Detroit Emergency Manager Kevyn Orr has a restructuring plan that he says will keep the troubled city from landing in bankruptcy court. While bondholders may feel the pinch, active and retired workers vested in the city's underfunded pension system will be asked to take significant cuts.
The 150-page restructuring plan was released Friday, the day he planned to meet with creditors and bondholders to negotiate deals to lessen the city's long-term debt, which totals more than $15 billion. Orr, who was appointed by Gov. Rick Snyder in March, was a partner in the Jones Day law firm in DC who helped negotiate Chrysler's bankruptcy.
The plan also aggressively targets blight removal of abandoned structures around the city and calls for major technological upgrades across city departments.
(Scroll down to see a PDF of the restructuring plan released by Kevyn Orr)
A few notable highlights of activity the City of Detroit will undertake under Orr's restructuring plan, straight from the report:
- According to the report, Detroit's pension liabilities are underfunded by $3.5 billion, requiring contributions of $250-300 million annually from the city. Orr's plan says the city will not continue to fund these payments, and says, "there must be significant cuts in accrued, vested pension amounts for both active and currently retired persons" (pg 109)
- Invest $1.25 billion over the next 10 years in improving performance and infrastructure for the city's Police, Fire, EMS and transportation system; blight remediation of residential and light commercial areas; improvements to the city's electrical grid
- Possibly transitioning to a "paperless" court for 36th District Court (pg 73)
- Belle Isle would be leased to the state of Michigan and become a state park (pg 87)
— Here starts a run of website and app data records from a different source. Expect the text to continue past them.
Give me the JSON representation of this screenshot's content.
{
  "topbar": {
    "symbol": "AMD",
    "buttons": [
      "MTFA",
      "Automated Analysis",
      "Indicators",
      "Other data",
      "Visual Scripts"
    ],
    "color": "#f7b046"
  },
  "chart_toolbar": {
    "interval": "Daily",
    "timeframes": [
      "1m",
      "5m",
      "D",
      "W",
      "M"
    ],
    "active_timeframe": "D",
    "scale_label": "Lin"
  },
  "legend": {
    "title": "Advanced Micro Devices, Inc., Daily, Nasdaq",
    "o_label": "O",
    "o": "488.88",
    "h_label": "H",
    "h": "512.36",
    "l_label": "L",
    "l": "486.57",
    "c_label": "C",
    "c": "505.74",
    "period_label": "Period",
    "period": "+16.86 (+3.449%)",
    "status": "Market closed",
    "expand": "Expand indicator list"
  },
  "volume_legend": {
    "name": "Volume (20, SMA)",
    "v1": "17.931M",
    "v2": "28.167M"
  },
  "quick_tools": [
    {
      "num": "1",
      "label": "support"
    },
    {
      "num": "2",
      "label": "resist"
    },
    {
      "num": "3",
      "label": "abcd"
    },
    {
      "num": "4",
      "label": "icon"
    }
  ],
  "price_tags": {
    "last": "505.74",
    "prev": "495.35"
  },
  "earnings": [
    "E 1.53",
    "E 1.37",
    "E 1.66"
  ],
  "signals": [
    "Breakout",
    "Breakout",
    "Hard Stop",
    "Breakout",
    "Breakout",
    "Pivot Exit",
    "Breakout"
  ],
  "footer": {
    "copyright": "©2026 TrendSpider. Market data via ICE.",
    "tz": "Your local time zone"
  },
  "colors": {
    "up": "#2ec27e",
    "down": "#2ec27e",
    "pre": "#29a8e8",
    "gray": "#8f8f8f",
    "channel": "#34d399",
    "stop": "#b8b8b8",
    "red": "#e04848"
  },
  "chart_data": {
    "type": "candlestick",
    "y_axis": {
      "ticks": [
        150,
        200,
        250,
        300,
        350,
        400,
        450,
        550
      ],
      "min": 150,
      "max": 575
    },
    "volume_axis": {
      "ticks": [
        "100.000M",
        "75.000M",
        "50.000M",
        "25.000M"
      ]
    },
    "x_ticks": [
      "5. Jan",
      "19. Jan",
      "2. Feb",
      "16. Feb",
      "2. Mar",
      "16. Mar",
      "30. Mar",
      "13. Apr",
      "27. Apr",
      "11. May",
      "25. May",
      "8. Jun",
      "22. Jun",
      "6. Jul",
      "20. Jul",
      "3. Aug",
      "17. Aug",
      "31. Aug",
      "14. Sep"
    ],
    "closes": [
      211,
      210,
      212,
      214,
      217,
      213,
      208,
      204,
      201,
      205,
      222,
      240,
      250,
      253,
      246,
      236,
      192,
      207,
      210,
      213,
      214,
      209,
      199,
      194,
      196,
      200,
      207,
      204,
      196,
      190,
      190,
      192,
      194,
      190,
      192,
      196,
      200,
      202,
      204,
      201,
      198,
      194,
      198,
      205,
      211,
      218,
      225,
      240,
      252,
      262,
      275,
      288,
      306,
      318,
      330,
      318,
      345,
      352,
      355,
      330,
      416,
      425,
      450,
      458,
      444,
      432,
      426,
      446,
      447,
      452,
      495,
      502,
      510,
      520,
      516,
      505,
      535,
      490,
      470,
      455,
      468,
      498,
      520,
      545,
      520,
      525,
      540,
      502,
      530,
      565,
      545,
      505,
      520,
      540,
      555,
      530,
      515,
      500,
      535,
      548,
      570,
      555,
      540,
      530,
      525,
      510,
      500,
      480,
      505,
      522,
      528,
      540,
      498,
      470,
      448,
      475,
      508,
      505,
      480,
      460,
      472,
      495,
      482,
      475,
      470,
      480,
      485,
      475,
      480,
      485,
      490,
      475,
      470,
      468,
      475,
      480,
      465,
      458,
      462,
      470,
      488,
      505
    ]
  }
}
- Construction of new recycling centers to accommodate materials from demolitions; consolidate police and fire activity data to target demolitions, based on crime and arson information (pg 67)
- Proposing legislation to withhold income tax for reverse commuters -- those who live in Detroit but work outside the city. (pg 81)
- Creating a new metropolitan authority for the water and sewage system (MAWSA), which would "operate as a stand-alone public authority" governed by a board of commissioners. (pg 83)
- Exploring a regional solution integrating emergency services with Detroit Public Schools, Wayne State, Metro Detroit's Downriver communities and Wayne County (pg 70)
Read the restructuring proposal created by Detroit emergency manager Kevyn Orr: